Saturday, August 11, 2012

Preferring bad science to science lite

Leftist-atheist-evolutionist Jerry Coyne writes:
“science-lite” books that offer superficial analyses of and solutions to social problems or—most disturbing to me—superficial descriptions of scientific work.  To me, these include books like Malcolm Gladwell’s The Tipping Point (a page-turner, but one that left me cold), Jon Haidt’s The Righteous Mind (with its unfortunate concentration on group selection) and The Happiness Hypothesis, David Brooks’s execrable The Social Animal, Nicholas Wade’s The Faith Instinct (funded and vetted by the Templeton Foundation), and all of the books and writing of the now-disgraced Wunderkind Jonah Lehrer.

What these books have in common is a) enormous appeal to the popular mind, especially the part that wants easy answers and doesn’t want to think too hard about science, b) good writing (usually), c) a “self-help” aspect, which promises that you can improve either your life or your business by applying or recognizing a few easily-digestible bits of modern science, and d) annoyingly superficial analyses of difficult problems.
I have similarly criticized some of these books, and also more scholarly books by Pinker and Kahneman.

Coyne loses me with:
It’s not that the public can’t understand these things: popular books by Steve Gould and Richard Dawkins aren’t dumbed down, but simply present the complexities of science in wonderful prose.  Have a look at Gould’s The Mismeasure of Man if you think readers can’t grasp sophisticated statistical analyses or complex arguments. (Granted, that book has its flaws, but my point remains.)
"Flaws" is a gross understatement.
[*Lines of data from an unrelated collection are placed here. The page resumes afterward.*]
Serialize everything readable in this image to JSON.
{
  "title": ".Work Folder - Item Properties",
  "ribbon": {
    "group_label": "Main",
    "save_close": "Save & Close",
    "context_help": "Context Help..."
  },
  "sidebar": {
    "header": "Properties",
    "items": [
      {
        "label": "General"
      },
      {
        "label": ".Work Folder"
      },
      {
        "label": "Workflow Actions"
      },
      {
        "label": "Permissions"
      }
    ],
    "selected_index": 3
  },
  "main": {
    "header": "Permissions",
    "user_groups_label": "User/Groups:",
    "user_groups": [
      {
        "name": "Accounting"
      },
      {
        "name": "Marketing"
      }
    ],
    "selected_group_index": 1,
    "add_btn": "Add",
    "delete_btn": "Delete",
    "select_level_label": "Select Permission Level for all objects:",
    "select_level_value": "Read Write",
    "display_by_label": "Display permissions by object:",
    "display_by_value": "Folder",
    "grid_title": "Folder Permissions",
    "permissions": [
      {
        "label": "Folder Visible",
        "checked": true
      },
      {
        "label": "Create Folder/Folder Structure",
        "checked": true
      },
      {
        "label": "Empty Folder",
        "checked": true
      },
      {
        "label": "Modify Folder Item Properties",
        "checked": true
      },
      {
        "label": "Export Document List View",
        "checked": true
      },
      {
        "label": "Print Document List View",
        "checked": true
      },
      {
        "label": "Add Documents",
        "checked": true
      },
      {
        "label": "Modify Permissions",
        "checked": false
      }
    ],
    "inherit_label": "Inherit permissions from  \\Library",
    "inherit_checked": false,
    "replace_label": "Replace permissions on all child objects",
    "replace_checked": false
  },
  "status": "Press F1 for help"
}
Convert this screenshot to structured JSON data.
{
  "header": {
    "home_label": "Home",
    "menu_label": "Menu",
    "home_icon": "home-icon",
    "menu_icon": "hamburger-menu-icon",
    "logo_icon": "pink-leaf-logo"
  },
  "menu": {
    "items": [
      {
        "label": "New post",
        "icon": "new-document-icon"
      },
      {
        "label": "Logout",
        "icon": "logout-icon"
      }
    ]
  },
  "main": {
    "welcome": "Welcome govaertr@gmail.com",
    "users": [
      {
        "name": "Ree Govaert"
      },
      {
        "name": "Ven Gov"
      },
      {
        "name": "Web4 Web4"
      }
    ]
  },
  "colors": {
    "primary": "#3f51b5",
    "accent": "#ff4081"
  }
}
Just read the Wikipedia article on The Mismeasure of Man. The book is wrong-headed at every level. It is mainly a polemic against IQ, saying that it suffers the fallacies of "reification" and "ranking", with the proof being some alleged mistakes in skull measurements by 19th century scientists. Gould was wrong about the skulls.
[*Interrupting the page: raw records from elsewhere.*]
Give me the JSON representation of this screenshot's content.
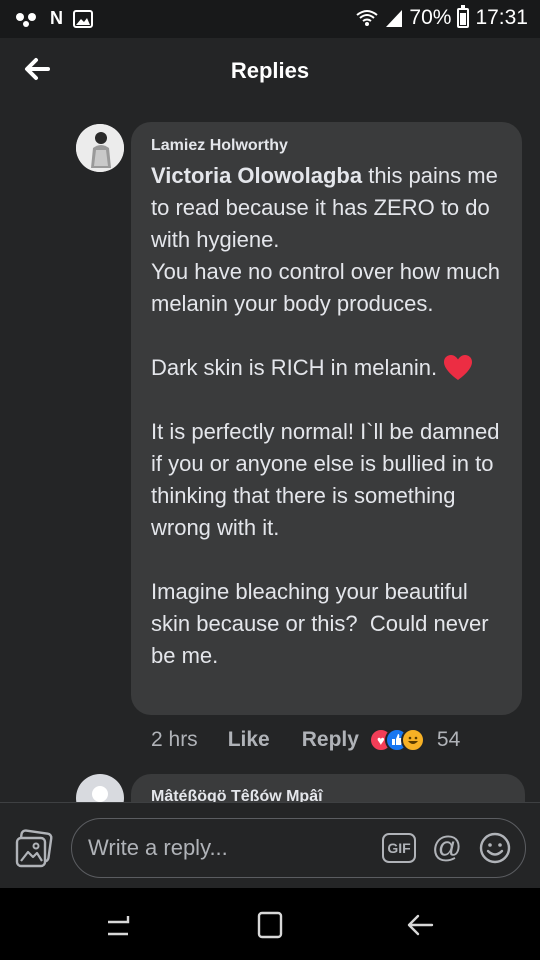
{
  "status_bar": {
    "notification_icons": [
      "voicemail-icon",
      "netflix-icon",
      "gallery-icon"
    ],
    "netflix_letter": "N",
    "battery": "70%",
    "time": "17:31"
  },
  "header": {
    "title": "Replies"
  },
  "comment": {
    "author": "Lamiez Holworthy",
    "mention": "Victoria Olowolagba",
    "text_part1": " this pains me to read because it has ZERO to do with hygiene.\nYou have no control over how much melanin your body produces.\n\nDark skin is RICH in melanin. ",
    "text_part2": "\n\nIt is perfectly normal! I`ll be damned if you or anyone else is bullied in to thinking that there is something wrong with it.\n\nImagine bleaching your beautiful skin because or this?  Could never be me.",
    "time": "2 hrs",
    "like_label": "Like",
    "reply_label": "Reply",
    "reactions": [
      "love",
      "like",
      "haha"
    ],
    "reaction_count": "54"
  },
  "next_comment": {
    "author": "Mâtéßögö Têßów Mpâî"
  },
  "composer": {
    "placeholder": "Write a reply...",
    "gif_label": "GIF",
    "at_label": "@"
  },
  "colors": {
    "background": "#242526",
    "bubble": "#3a3b3c",
    "love": "#f33e58",
    "like": "#1877f2",
    "haha": "#f7b125"
  }
}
More importantly, his attacks on reification and ranking could be applied to the entire scientific method. His argument is that it is wrong to apply quantitative analysis to data. It is an anti-science book. It is also a dishonest book, as Gould refused to address his errors.

Coyne and his allies belongs to an ideology that seeks to destroy Christian culture and promote their own group. Notice how upset he is when NY Times writers do not toe the line. To conceal their hypocrisy, they must deny group selection and IQ. That is why they praise such a horrible book as Gould's, and praise anti-Christian writers like Pinker and Dawkins.
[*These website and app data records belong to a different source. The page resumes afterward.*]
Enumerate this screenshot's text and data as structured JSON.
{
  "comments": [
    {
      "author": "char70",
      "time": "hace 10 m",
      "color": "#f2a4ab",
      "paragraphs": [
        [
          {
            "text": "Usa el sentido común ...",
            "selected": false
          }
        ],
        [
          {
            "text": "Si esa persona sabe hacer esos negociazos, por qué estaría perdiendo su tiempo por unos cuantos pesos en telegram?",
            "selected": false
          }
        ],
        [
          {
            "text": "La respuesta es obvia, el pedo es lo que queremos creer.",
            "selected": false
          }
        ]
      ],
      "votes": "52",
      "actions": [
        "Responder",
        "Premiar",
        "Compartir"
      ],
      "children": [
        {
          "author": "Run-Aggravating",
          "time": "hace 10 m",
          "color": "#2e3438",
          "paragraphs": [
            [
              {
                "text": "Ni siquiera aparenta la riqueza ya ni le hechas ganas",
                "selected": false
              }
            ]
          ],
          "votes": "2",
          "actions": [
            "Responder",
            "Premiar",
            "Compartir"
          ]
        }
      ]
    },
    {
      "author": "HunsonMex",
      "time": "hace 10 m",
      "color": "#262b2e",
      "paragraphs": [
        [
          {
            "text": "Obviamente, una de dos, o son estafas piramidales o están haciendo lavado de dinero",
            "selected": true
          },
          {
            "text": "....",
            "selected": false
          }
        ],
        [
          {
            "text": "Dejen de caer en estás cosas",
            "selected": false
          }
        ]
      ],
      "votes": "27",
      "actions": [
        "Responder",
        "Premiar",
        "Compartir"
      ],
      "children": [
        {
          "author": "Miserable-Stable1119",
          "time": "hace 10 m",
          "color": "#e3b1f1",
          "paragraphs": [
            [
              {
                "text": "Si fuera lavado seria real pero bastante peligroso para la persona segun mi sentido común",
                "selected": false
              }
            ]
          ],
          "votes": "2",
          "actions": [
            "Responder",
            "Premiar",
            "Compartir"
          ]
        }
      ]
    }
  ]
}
Update: JayMan's blog has more comments on Pinker and IQ.


A K Haart said...

I haven’t read The Mismeasure of Man, but I’m suspicious of IQ. A single number as a measure of intelligence seems to be more than optimistic to me.

It may suit psychologists, but whatever it may be, intelligence must surely have a social as well as an individual component.

Too many prominent people with (presumably) a high IQ, seem to lack common sense and the ability to see the obvious.

Roger said...

Yes, there are different kinds of intelligence. IQ usually means the g-factor.